(Excerpts from an interface dataset)
######
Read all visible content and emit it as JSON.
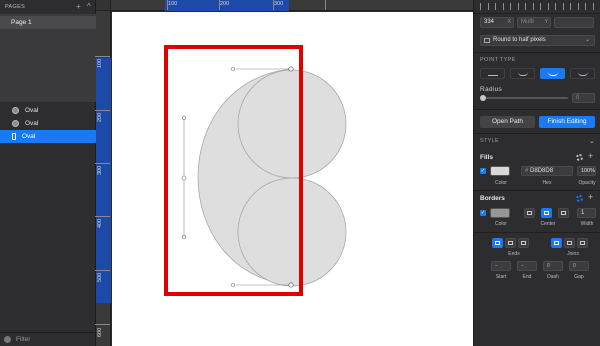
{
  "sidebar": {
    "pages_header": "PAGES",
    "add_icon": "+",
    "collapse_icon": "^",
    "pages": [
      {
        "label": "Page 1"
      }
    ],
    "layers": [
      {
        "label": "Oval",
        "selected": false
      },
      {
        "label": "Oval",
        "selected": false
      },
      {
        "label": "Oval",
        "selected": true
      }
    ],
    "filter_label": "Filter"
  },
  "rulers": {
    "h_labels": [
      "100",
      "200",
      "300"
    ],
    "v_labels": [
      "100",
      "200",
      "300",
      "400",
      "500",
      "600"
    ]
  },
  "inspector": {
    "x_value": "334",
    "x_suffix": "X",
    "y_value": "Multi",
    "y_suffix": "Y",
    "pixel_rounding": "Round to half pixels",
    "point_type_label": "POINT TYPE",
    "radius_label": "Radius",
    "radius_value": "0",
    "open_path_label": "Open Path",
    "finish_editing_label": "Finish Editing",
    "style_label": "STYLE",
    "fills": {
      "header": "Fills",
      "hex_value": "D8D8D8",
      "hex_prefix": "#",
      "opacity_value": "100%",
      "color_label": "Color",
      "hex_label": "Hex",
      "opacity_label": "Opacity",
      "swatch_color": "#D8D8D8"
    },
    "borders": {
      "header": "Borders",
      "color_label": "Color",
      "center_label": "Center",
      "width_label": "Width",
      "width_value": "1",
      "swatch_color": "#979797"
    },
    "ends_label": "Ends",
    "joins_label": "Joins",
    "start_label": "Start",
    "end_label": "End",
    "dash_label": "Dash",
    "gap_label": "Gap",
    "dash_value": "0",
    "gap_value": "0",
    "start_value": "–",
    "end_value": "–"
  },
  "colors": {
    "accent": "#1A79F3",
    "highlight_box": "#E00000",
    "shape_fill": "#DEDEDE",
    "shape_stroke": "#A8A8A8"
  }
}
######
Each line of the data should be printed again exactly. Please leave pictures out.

Read all visible content and emit it as JSON.
{
  "sidebar": {
    "pages_header": "PAGES",
    "add_icon": "+",
    "collapse_icon": "^",
    "pages": [
      {
        "label": "Page 1"
      }
    ],
    "layers": [
      {
        "label": "Oval",
        "selected": false
      },
      {
        "label": "Oval",
        "selected": false
      },
      {
        "label": "Oval",
        "selected": true
      }
    ],
    "filter_label": "Filter"
  },
  "rulers": {
    "h_labels": [
      "100",
      "200",
      "300"
    ],
    "v_labels": [
      "100",
      "200",
      "300",
      "400",
      "500",
      "600"
    ]
  },
  "inspector": {
    "x_value": "334",
    "x_suffix": "X",
    "y_value": "Multi",
    "y_suffix": "Y",
    "pixel_rounding": "Round to half pixels",
    "point_type_label": "POINT TYPE",
    "radius_label": "Radius",
    "radius_value": "0",
    "open_path_label": "Open Path",
    "finish_editing_label": "Finish Editing",
    "style_label": "STYLE",
    "fills": {
      "header": "Fills",
      "hex_value": "D8D8D8",
      "hex_prefix": "#",
      "opacity_value": "100%",
      "color_label": "Color",
      "hex_label": "Hex",
      "opacity_label": "Opacity",
      "swatch_color": "#D8D8D8"
    },
    "borders": {
      "header": "Borders",
      "color_label": "Color",
      "center_label": "Center",
      "width_label": "Width",
      "width_value": "1",
      "swatch_color": "#979797"
    },
    "ends_label": "Ends",
    "joins_label": "Joins",
    "start_label": "Start",
    "end_label": "End",
    "dash_label": "Dash",
    "gap_label": "Gap",
    "dash_value": "0",
    "gap_value": "0",
    "start_value": "–",
    "end_value": "–"
  },
  "colors": {
    "accent": "#1A79F3",
    "highlight_box": "#E00000",
    "shape_fill": "#DEDEDE",
    "shape_stroke": "#A8A8A8"
  }
}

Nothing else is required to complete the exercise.